== Provided data

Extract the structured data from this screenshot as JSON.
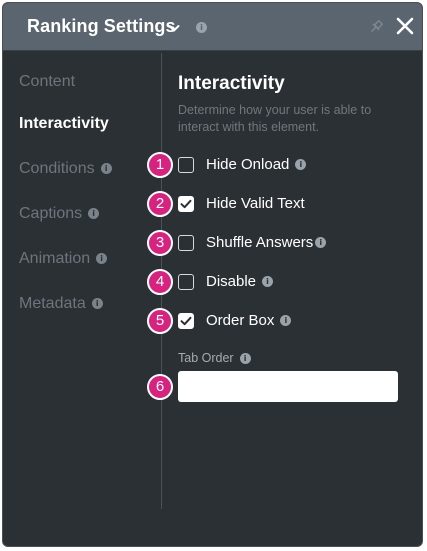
{
  "header": {
    "title": "Ranking Settings",
    "info": "i"
  },
  "sidebar": {
    "items": [
      {
        "label": "Content",
        "active": false,
        "info": ""
      },
      {
        "label": "Interactivity",
        "active": true,
        "info": ""
      },
      {
        "label": "Conditions",
        "active": false,
        "info": "i"
      },
      {
        "label": "Captions",
        "active": false,
        "info": "i"
      },
      {
        "label": "Animation",
        "active": false,
        "info": "i"
      },
      {
        "label": "Metadata",
        "active": false,
        "info": "i"
      }
    ]
  },
  "section": {
    "title": "Interactivity",
    "description": "Determine how your user is able to interact with this element."
  },
  "options": [
    {
      "badge": "1",
      "label": "Hide Onload",
      "checked": false,
      "info": "i"
    },
    {
      "badge": "2",
      "label": "Hide Valid Text",
      "checked": true,
      "info": ""
    },
    {
      "badge": "3",
      "label": "Shuffle Answers",
      "checked": false,
      "info": "i"
    },
    {
      "badge": "4",
      "label": "Disable",
      "checked": false,
      "info": "i"
    },
    {
      "badge": "5",
      "label": "Order Box",
      "checked": true,
      "info": "i"
    }
  ],
  "tab_order": {
    "badge": "6",
    "label": "Tab Order",
    "info": "i",
    "value": ""
  },
  "colors": {
    "accent_badge": "#d6237f",
    "header_bg": "#5a656f",
    "panel_bg": "#2b3035"
  }
}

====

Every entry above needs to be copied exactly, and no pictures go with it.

Reply
Extract the structured data from this screenshot as JSON.
{
  "header": {
    "title": "Ranking Settings",
    "info": "i"
  },
  "sidebar": {
    "items": [
      {
        "label": "Content",
        "active": false,
        "info": ""
      },
      {
        "label": "Interactivity",
        "active": true,
        "info": ""
      },
      {
        "label": "Conditions",
        "active": false,
        "info": "i"
      },
      {
        "label": "Captions",
        "active": false,
        "info": "i"
      },
      {
        "label": "Animation",
        "active": false,
        "info": "i"
      },
      {
        "label": "Metadata",
        "active": false,
        "info": "i"
      }
    ]
  },
  "section": {
    "title": "Interactivity",
    "description": "Determine how your user is able to interact with this element."
  },
  "options": [
    {
      "badge": "1",
      "label": "Hide Onload",
      "checked": false,
      "info": "i"
    },
    {
      "badge": "2",
      "label": "Hide Valid Text",
      "checked": true,
      "info": ""
    },
    {
      "badge": "3",
      "label": "Shuffle Answers",
      "checked": false,
      "info": "i"
    },
    {
      "badge": "4",
      "label": "Disable",
      "checked": false,
      "info": "i"
    },
    {
      "badge": "5",
      "label": "Order Box",
      "checked": true,
      "info": "i"
    }
  ],
  "tab_order": {
    "badge": "6",
    "label": "Tab Order",
    "info": "i",
    "value": ""
  },
  "colors": {
    "accent_badge": "#d6237f",
    "header_bg": "#5a656f",
    "panel_bg": "#2b3035"
  }
}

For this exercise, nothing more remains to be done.